For hundreds of years, farmers have been breeding animals for the traits they find most desirable such as faster weight gain or increased milk production. Today, we can use new technology and our growing understanding of genetics to identify the actual genes that promote these traits.
That’s the research focus of new dairy genomics professor Christine Baes, who’s taken up the Semex – Canadian Dairy Network (CDN) – Holstein Canada Professorship in Dairy Genomics at the University of Guelph.
Baes says there is now technology that uses hair, saliva or tissue samples to find a single nucleotide polymorphism (SNP) — a variation in a single letter of the DNA. Laboratory analysis identifies information on which variant an animal has, and can be used to help breeders select the next generation of animals. This is becoming routine in Canada, but SNPs are not the only kind of genetic variation — sometimes there are multiple copies, or insertions and deletions in the DNA, which may also have significant effects. Baes’ research compares entire gene sequences to those of a reference cow to identify variations and to find out how they affect the phenotype of the animals.
The dairy research community is building databases to connect biological observations with the genetic information Baes and other researchers uncover. “These will help us quantify the effects of the genes,” says Baes. “There may be thousand of genes involved in some traits, and only one or two in others.”
Baes is also beginning work on the genetics of feed efficiency and methane emission as part of a large international project expected to last four years. The methane gas burped out by cows is a significant environmental hazard; it’s also known that some cows use their feed more efficiently, producing less methane than others. New technologies are making it easier to measure the amount of methane produced by each cow, so genetic pathways can be identified to reduce it.

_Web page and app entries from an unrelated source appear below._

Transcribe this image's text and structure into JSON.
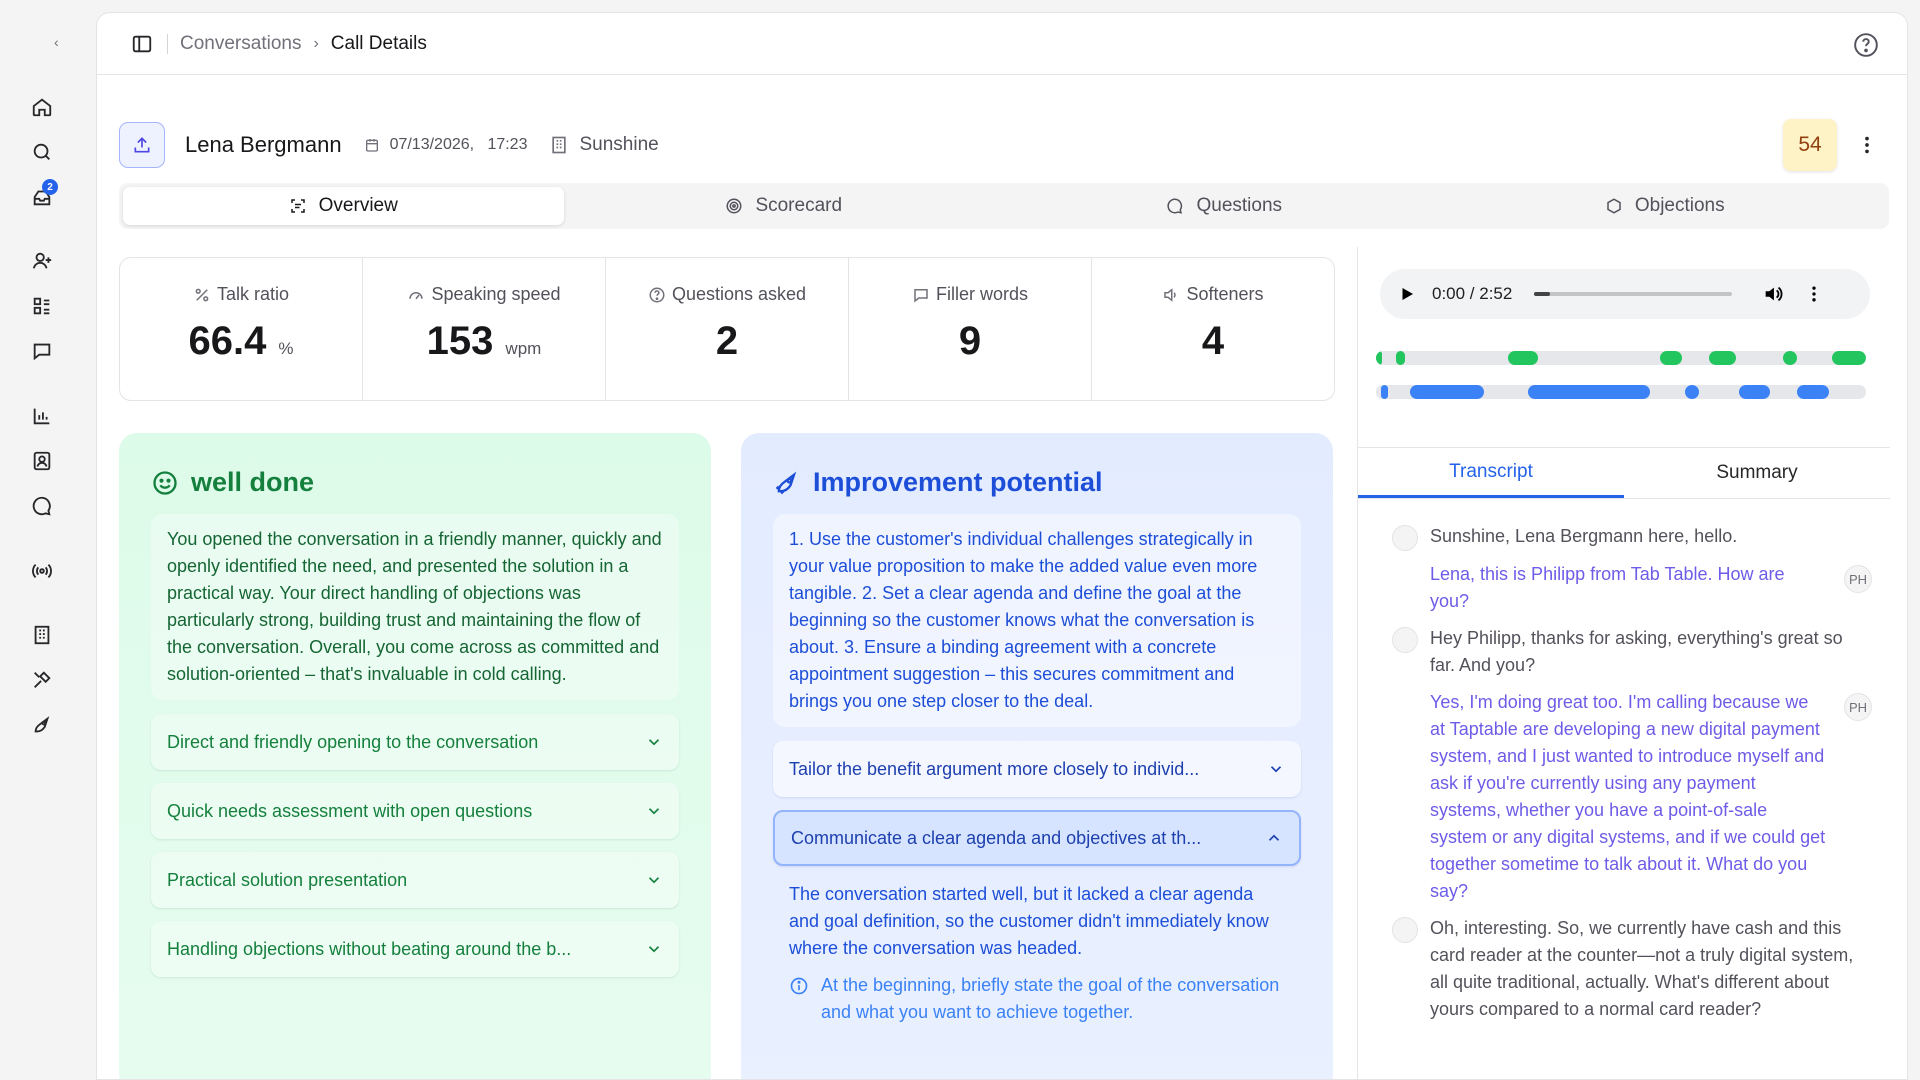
{
  "rail": {
    "notification_count": "2"
  },
  "breadcrumb": {
    "parent": "Conversations",
    "current": "Call Details"
  },
  "call": {
    "contact_name": "Lena Bergmann",
    "date": "07/13/2026,",
    "time": "17:23",
    "company": "Sunshine",
    "score": "54"
  },
  "tabs": [
    {
      "label": "Overview",
      "icon": "overview-icon",
      "active": true
    },
    {
      "label": "Scorecard",
      "icon": "target-icon"
    },
    {
      "label": "Questions",
      "icon": "chat-bubble-icon"
    },
    {
      "label": "Objections",
      "icon": "hexagon-icon"
    }
  ],
  "stats": [
    {
      "label": "Talk ratio",
      "icon": "percent-icon",
      "value": "66.4",
      "unit": "%"
    },
    {
      "label": "Speaking speed",
      "icon": "gauge-icon",
      "value": "153",
      "unit": "wpm"
    },
    {
      "label": "Questions asked",
      "icon": "question-circle-icon",
      "value": "2",
      "unit": ""
    },
    {
      "label": "Filler words",
      "icon": "message-square-icon",
      "value": "9",
      "unit": ""
    },
    {
      "label": "Softeners",
      "icon": "speaker-icon",
      "value": "4",
      "unit": ""
    }
  ],
  "well_done": {
    "title": "well done",
    "summary": "You opened the conversation in a friendly manner, quickly and openly identified the need, and presented the solution in a practical way. Your direct handling of objections was particularly strong, building trust and maintaining the flow of the conversation. Overall, you come across as committed and solution-oriented – that's invaluable in cold calling.",
    "items": [
      "Direct and friendly opening to the conversation",
      "Quick needs assessment with open questions",
      "Practical solution presentation",
      "Handling objections without beating around the b..."
    ]
  },
  "improvement": {
    "title": "Improvement potential",
    "summary": "1. Use the customer's individual challenges strategically in your value proposition to make the added value even more tangible. 2. Set a clear agenda and define the goal at the beginning so the customer knows what the conversation is about. 3. Ensure a binding agreement with a concrete appointment suggestion – this secures commitment and brings you one step closer to the deal.",
    "items": [
      {
        "label": "Tailor the benefit argument more closely to individ...",
        "open": false
      },
      {
        "label": "Communicate a clear agenda and objectives at th...",
        "open": true
      }
    ],
    "open_detail": "The conversation started well, but it lacked a clear agenda and goal definition, so the customer didn't immediately know where the conversation was headed.",
    "open_tip": "At the beginning, briefly state the goal of the conversation and what you want to achieve together."
  },
  "player": {
    "time": "0:00 / 2:52",
    "progress_fraction": 0.08
  },
  "speaker_tracks": {
    "customer": [
      [
        0,
        0.01
      ],
      [
        0.04,
        0.02
      ],
      [
        0.27,
        0.06
      ],
      [
        0.58,
        0.045
      ],
      [
        0.68,
        0.055
      ],
      [
        0.83,
        0.03
      ],
      [
        0.93,
        0.07
      ]
    ],
    "rep": [
      [
        0.01,
        0.015
      ],
      [
        0.07,
        0.15
      ],
      [
        0.31,
        0.25
      ],
      [
        0.63,
        0.03
      ],
      [
        0.74,
        0.065
      ],
      [
        0.86,
        0.065
      ]
    ]
  },
  "right_tabs": [
    {
      "label": "Transcript",
      "active": true
    },
    {
      "label": "Summary"
    }
  ],
  "transcript": [
    {
      "speaker": "customer",
      "text": "Sunshine, Lena Bergmann here, hello."
    },
    {
      "speaker": "rep",
      "initials": "PH",
      "text": "Lena, this is Philipp from Tab Table. How are you?"
    },
    {
      "speaker": "customer",
      "text": "Hey Philipp, thanks for asking, everything's great so far. And you?"
    },
    {
      "speaker": "rep",
      "initials": "PH",
      "text": "Yes, I'm doing great too. I'm calling because we at Taptable are developing a new digital payment system, and I just wanted to introduce myself and ask if you're currently using any payment systems, whether you have a point-of-sale system or any digital systems, and if we could get together sometime to talk about it. What do you say?"
    },
    {
      "speaker": "customer",
      "text": "Oh, interesting. So, we currently have cash and this card reader at the counter—not a truly digital system, all quite traditional, actually. What's different about yours compared to a normal card reader?"
    }
  ]
}
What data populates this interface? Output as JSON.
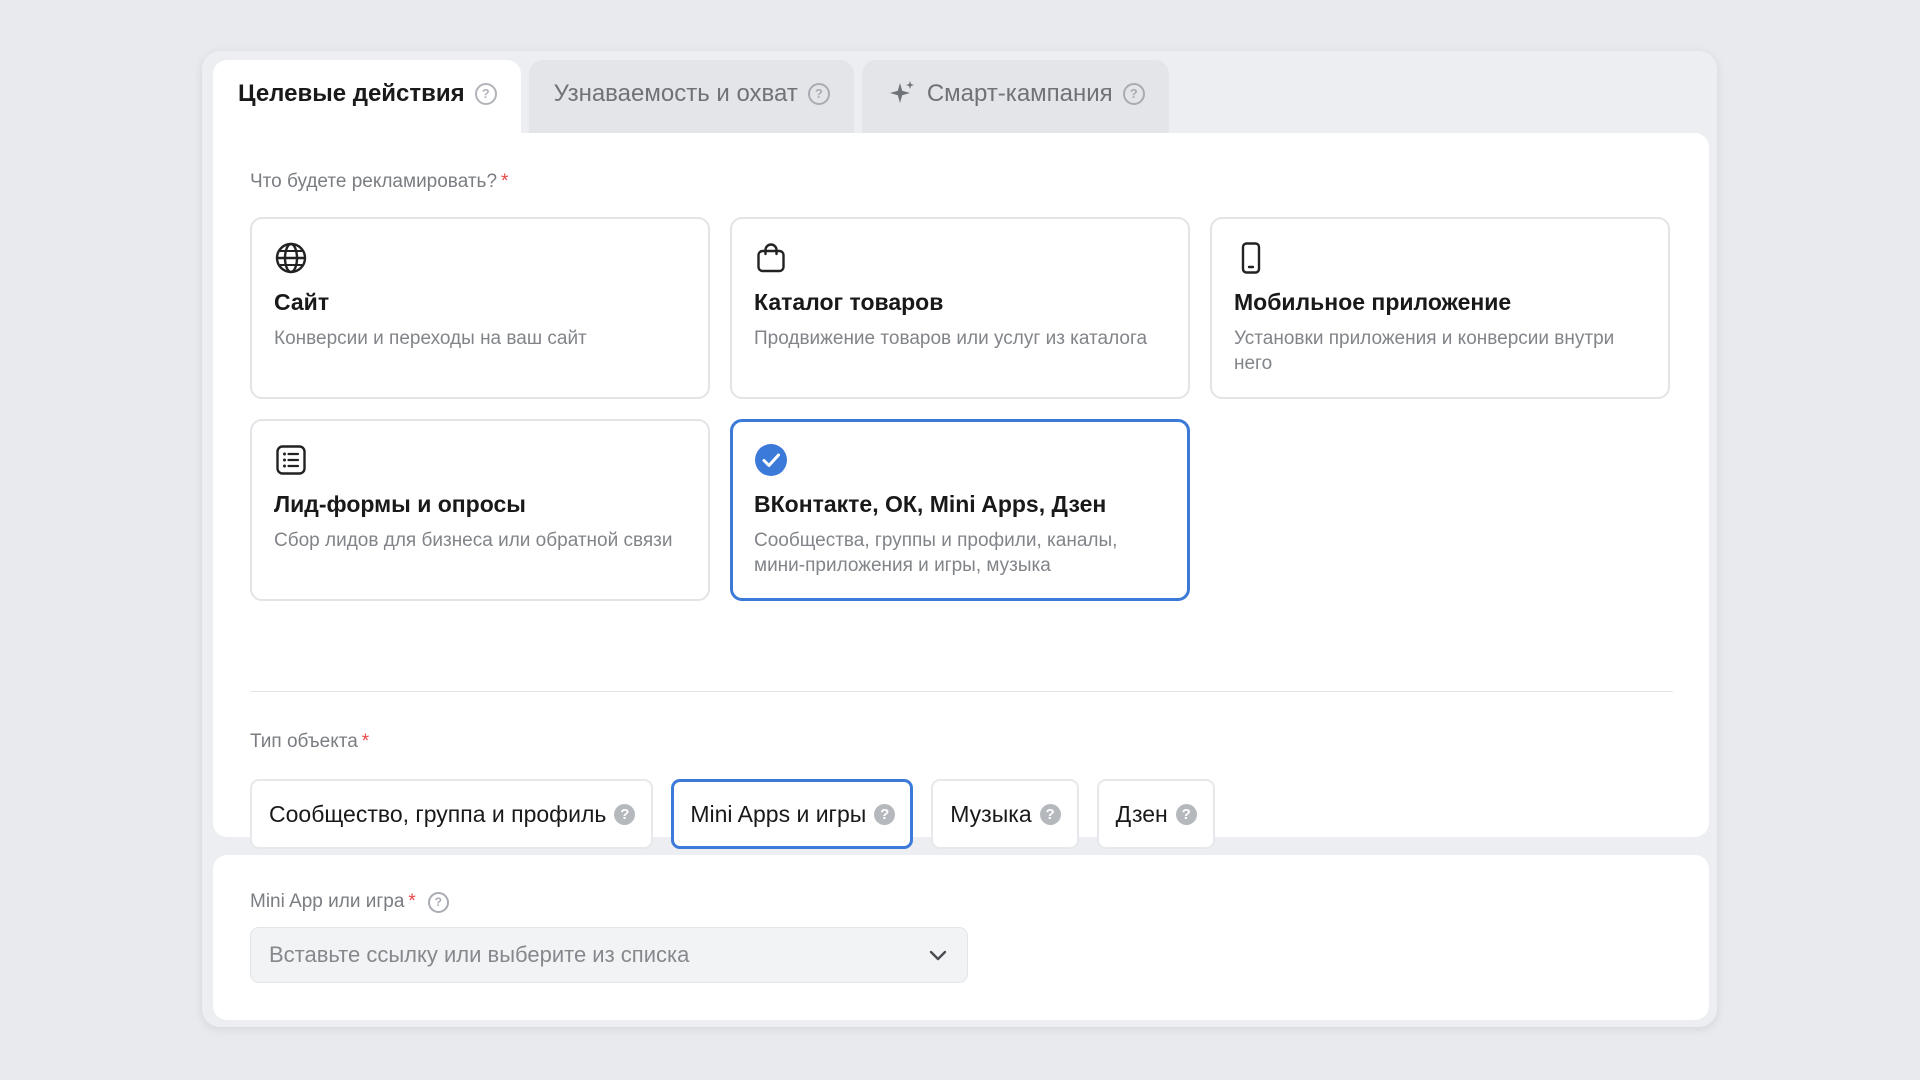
{
  "tabs": [
    {
      "label": "Целевые действия",
      "active": true,
      "icon": "question-icon"
    },
    {
      "label": "Узнаваемость и охват",
      "active": false,
      "icon": "question-icon"
    },
    {
      "label": "Смарт-кампания",
      "active": false,
      "icon": "question-icon",
      "prefix_icon": "sparkle-icon"
    }
  ],
  "advertise": {
    "label": "Что будете рекламировать?",
    "required_mark": "*",
    "options": [
      {
        "title": "Сайт",
        "description": "Конверсии и переходы на ваш сайт",
        "icon": "globe-icon",
        "selected": false
      },
      {
        "title": "Каталог товаров",
        "description": "Продвижение товаров или услуг из каталога",
        "icon": "shopping-bag-icon",
        "selected": false
      },
      {
        "title": "Мобильное приложение",
        "description": "Установки приложения и конверсии внутри него",
        "icon": "mobile-phone-icon",
        "selected": false
      },
      {
        "title": "Лид-формы и опросы",
        "description": "Сбор лидов для бизнеса или обратной связи",
        "icon": "list-form-icon",
        "selected": false
      },
      {
        "title": "ВКонтакте, ОК, Mini Apps, Дзен",
        "description": "Сообщества, группы и профили, каналы, мини-приложения и игры, музыка",
        "icon": "check-circle-icon",
        "selected": true
      }
    ]
  },
  "object_type": {
    "label": "Тип объекта",
    "required_mark": "*",
    "options": [
      {
        "label": "Сообщество, группа и профиль",
        "selected": false
      },
      {
        "label": "Mini Apps и игры",
        "selected": true
      },
      {
        "label": "Музыка",
        "selected": false
      },
      {
        "label": "Дзен",
        "selected": false
      }
    ],
    "help_glyph": "?"
  },
  "mini_app": {
    "label": "Mini App или игра",
    "required_mark": "*",
    "placeholder": "Вставьте ссылку или выберите из списка",
    "dropdown_icon": "chevron-down-icon"
  },
  "colors": {
    "accent": "#3b7ad8",
    "required": "#e64646",
    "page_bg": "#e9eaee"
  }
}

Dairy cows were part of Baes’ childhood: she grew up on a dairy farm near Stratford, Ont. During her undergraduate studies at U of G, she travelled for a semester abroad in Russia and then completed her undergrad studies, along with her master’s and PhD degrees, in Germany. Her PhD focused on the genetics related to mastitis (an infection of the udder) in dairy cows.
Soon after graduation, Baes began working with a veterinarian who was starting a breeding farm for German warmblood horses. “We started off with 40 hectares and no horses, and by the time I left 18 months later, we had 140 horses, some of which were competing internationally,” she says. “It was a great experience, but I wanted to get back to science and research.”
She left to work on a project in Switzerland studying the genetics of boar taint. Boar taint is an unpleasant smell in the fat of some mature male pigs that appears when the meat is cooked; it’s the reason that male piglets intended to be eaten are castrated in most countries. The European Union has voluntarily agreed to stop castrating by 2018 and the U.K. has already stopped. Baes says the work by her team will help breeding strategies and cut the percentage of pigs with boar taint in half over the next seven to 10 years.